Check each line of the material below for the string "index" and reply with how many have it, nothing more.

[Opening STUDY MATERIAL section]

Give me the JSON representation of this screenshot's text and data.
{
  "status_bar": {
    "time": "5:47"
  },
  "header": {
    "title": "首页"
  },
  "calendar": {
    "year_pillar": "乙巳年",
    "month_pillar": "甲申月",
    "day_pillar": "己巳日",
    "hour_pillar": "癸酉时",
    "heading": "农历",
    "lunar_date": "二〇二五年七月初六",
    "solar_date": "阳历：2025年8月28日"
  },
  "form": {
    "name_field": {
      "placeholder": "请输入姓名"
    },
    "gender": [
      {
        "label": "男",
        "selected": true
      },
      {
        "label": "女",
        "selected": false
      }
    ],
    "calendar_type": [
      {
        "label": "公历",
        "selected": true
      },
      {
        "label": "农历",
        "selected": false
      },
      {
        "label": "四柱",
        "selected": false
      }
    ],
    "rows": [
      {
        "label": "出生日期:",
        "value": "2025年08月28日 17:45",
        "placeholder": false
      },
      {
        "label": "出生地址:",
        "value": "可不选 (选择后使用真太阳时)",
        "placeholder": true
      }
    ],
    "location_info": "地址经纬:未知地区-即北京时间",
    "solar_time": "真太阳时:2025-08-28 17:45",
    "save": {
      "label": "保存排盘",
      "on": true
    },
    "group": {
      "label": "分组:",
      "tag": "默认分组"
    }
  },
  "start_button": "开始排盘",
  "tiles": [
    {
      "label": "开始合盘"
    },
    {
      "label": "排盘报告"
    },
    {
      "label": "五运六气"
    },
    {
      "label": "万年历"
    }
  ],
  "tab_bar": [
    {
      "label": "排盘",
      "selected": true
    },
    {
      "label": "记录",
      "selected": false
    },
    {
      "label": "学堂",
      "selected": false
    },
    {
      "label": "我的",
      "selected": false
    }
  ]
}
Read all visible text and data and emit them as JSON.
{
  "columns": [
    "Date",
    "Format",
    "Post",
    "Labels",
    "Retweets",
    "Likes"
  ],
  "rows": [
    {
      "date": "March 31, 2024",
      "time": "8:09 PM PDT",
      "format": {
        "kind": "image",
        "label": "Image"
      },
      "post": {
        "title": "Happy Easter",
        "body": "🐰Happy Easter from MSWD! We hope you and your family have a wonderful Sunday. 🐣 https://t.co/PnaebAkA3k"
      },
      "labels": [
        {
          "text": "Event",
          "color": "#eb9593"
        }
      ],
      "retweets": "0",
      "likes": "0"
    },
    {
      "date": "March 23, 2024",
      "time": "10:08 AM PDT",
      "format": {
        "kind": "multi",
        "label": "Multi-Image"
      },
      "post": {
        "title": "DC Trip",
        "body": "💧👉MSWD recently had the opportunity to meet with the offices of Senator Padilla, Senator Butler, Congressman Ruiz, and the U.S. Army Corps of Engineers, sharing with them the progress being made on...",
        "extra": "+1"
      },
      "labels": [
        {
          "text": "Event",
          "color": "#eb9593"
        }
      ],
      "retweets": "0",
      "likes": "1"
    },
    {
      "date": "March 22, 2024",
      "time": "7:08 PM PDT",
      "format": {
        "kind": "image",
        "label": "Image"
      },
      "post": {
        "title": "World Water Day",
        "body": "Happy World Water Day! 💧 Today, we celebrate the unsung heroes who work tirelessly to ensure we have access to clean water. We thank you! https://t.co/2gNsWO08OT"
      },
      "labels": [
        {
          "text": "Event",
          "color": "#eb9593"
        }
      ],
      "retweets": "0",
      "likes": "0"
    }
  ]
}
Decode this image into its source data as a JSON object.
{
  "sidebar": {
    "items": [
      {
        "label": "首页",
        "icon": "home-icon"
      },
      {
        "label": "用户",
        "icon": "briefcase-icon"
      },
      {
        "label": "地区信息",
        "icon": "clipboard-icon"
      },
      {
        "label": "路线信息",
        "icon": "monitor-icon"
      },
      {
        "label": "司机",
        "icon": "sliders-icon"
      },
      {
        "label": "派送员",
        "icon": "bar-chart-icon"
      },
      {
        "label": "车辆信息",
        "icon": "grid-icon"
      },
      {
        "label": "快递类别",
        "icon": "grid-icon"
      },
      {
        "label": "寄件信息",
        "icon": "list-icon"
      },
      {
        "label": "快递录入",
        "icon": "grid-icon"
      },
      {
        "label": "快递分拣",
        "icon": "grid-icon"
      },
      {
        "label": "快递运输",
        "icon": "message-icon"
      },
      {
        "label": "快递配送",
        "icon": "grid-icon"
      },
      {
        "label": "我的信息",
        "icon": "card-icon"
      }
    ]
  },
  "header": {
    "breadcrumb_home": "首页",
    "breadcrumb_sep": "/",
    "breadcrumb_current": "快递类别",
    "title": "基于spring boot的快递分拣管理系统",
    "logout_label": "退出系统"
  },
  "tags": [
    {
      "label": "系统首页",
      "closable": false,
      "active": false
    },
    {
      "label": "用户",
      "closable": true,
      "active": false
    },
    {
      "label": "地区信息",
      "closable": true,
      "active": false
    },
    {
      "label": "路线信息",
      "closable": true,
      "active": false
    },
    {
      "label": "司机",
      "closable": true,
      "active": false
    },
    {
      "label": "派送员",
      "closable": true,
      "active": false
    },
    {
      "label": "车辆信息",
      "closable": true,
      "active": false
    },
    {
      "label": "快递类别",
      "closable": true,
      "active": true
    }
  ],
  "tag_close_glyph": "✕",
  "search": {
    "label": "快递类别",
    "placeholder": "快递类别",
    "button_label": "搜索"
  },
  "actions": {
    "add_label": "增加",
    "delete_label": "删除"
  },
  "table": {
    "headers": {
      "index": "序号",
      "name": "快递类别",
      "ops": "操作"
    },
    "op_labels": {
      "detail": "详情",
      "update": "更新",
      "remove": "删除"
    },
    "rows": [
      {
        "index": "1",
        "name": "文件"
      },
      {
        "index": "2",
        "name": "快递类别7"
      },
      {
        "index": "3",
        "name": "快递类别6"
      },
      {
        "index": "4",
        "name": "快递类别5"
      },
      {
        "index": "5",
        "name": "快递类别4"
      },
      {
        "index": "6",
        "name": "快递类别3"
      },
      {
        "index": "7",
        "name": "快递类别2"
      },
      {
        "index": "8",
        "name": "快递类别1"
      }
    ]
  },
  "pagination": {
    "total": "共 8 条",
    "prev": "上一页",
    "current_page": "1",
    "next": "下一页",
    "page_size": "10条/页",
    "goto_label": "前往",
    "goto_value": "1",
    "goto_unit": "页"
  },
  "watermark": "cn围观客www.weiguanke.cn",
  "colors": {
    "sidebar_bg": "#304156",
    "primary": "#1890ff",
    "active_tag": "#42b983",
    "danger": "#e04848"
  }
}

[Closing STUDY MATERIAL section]

* **ANSWER FOR THE TASK**: 9